-- Opening Marker --
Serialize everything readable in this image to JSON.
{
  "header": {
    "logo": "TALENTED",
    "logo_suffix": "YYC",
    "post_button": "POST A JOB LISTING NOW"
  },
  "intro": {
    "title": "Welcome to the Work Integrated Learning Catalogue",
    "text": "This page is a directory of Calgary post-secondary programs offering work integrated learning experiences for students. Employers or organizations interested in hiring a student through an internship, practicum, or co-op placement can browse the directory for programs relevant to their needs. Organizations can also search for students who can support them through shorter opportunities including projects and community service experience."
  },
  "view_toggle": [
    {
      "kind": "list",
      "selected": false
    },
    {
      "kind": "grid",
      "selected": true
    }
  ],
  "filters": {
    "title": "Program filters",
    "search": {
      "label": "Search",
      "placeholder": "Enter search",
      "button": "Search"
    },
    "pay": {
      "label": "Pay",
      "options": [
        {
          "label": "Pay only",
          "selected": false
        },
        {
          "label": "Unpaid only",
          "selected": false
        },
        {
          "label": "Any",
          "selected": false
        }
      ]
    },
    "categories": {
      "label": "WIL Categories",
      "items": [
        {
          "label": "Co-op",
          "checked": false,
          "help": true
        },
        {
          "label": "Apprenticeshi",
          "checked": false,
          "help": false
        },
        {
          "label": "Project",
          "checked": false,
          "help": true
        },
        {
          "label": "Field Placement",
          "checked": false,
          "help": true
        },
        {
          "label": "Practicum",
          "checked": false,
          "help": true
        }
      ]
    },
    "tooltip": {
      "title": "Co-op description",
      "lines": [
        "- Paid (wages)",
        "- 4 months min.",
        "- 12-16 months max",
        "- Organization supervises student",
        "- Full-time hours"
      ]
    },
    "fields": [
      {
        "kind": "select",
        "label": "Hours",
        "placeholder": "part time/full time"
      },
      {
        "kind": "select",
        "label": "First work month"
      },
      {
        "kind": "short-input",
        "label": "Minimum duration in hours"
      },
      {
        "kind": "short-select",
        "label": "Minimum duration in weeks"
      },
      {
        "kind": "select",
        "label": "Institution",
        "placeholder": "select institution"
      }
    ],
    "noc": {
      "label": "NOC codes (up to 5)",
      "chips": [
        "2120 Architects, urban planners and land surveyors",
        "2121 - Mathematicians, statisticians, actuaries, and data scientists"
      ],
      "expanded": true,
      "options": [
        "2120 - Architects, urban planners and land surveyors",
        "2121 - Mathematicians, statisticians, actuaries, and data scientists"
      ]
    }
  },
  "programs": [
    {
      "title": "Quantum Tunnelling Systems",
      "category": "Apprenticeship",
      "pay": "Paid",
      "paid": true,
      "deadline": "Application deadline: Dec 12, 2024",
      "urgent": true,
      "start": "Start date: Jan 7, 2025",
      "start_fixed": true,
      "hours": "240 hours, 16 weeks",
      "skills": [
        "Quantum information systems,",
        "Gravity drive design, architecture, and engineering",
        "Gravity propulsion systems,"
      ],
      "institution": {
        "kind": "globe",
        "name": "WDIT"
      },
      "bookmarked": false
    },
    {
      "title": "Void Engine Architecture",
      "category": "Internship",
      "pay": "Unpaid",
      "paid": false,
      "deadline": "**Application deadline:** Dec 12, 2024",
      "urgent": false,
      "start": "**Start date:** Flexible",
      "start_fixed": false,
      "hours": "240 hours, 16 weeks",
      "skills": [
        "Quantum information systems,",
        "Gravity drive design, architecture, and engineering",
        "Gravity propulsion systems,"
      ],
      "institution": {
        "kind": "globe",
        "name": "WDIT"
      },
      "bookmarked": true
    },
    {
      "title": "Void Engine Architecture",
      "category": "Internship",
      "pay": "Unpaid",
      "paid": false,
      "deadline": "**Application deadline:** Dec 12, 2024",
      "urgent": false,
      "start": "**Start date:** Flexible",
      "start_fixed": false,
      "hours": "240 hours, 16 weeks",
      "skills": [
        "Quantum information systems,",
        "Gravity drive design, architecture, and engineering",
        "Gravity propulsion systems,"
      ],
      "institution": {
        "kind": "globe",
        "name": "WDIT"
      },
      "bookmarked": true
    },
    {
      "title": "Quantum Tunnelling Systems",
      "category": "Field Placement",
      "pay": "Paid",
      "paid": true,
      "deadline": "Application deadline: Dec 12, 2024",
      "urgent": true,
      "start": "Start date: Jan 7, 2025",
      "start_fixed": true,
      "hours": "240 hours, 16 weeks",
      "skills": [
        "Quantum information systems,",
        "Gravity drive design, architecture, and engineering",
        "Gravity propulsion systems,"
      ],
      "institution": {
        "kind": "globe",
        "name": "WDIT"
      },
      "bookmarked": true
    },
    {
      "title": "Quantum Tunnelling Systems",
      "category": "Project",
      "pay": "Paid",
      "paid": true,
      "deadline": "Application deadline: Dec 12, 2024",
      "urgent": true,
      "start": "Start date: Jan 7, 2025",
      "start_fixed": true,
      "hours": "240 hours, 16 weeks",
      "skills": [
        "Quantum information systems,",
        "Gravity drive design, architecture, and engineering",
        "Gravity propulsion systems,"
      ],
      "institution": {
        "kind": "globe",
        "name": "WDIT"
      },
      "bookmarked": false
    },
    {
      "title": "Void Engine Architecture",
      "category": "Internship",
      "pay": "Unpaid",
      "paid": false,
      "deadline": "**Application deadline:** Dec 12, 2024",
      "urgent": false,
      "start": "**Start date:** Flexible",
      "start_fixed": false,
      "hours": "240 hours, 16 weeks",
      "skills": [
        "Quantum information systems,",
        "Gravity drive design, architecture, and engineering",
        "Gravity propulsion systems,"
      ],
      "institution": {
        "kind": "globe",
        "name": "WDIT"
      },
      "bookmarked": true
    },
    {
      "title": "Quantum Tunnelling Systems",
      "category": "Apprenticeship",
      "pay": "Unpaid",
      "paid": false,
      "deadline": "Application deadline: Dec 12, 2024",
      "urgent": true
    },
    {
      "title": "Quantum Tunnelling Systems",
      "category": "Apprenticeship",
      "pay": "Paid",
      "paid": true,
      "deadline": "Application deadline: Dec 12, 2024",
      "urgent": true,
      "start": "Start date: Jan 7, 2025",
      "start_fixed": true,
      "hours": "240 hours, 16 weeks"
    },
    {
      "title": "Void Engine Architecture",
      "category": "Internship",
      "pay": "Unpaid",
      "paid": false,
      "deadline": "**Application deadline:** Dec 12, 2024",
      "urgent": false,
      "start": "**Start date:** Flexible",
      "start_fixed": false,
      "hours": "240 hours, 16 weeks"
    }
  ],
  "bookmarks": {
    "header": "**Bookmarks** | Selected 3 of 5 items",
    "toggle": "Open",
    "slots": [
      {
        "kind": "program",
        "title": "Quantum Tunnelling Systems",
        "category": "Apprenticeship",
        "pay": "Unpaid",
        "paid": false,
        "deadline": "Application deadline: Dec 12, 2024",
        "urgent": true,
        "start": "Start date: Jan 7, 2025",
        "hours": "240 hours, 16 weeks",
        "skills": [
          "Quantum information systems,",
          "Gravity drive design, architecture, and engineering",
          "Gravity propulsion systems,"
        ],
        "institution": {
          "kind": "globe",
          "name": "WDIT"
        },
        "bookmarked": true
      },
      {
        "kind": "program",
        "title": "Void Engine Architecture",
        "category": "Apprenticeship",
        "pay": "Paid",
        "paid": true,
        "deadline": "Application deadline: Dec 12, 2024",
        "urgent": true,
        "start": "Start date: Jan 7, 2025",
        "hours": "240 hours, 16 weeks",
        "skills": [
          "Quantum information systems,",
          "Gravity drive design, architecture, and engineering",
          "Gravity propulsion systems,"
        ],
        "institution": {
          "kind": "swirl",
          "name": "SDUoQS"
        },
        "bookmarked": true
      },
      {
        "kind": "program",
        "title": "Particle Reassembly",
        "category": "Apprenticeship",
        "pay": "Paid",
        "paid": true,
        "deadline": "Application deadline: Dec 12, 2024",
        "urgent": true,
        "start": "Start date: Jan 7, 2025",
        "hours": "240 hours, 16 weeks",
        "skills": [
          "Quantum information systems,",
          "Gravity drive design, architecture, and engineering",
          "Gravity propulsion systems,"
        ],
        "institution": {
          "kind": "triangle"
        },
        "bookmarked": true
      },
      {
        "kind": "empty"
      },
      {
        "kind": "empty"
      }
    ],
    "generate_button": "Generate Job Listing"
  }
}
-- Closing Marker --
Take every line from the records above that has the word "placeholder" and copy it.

      "placeholder": "Enter search",
        "placeholder": "part time/full time"
        "placeholder": "select institution"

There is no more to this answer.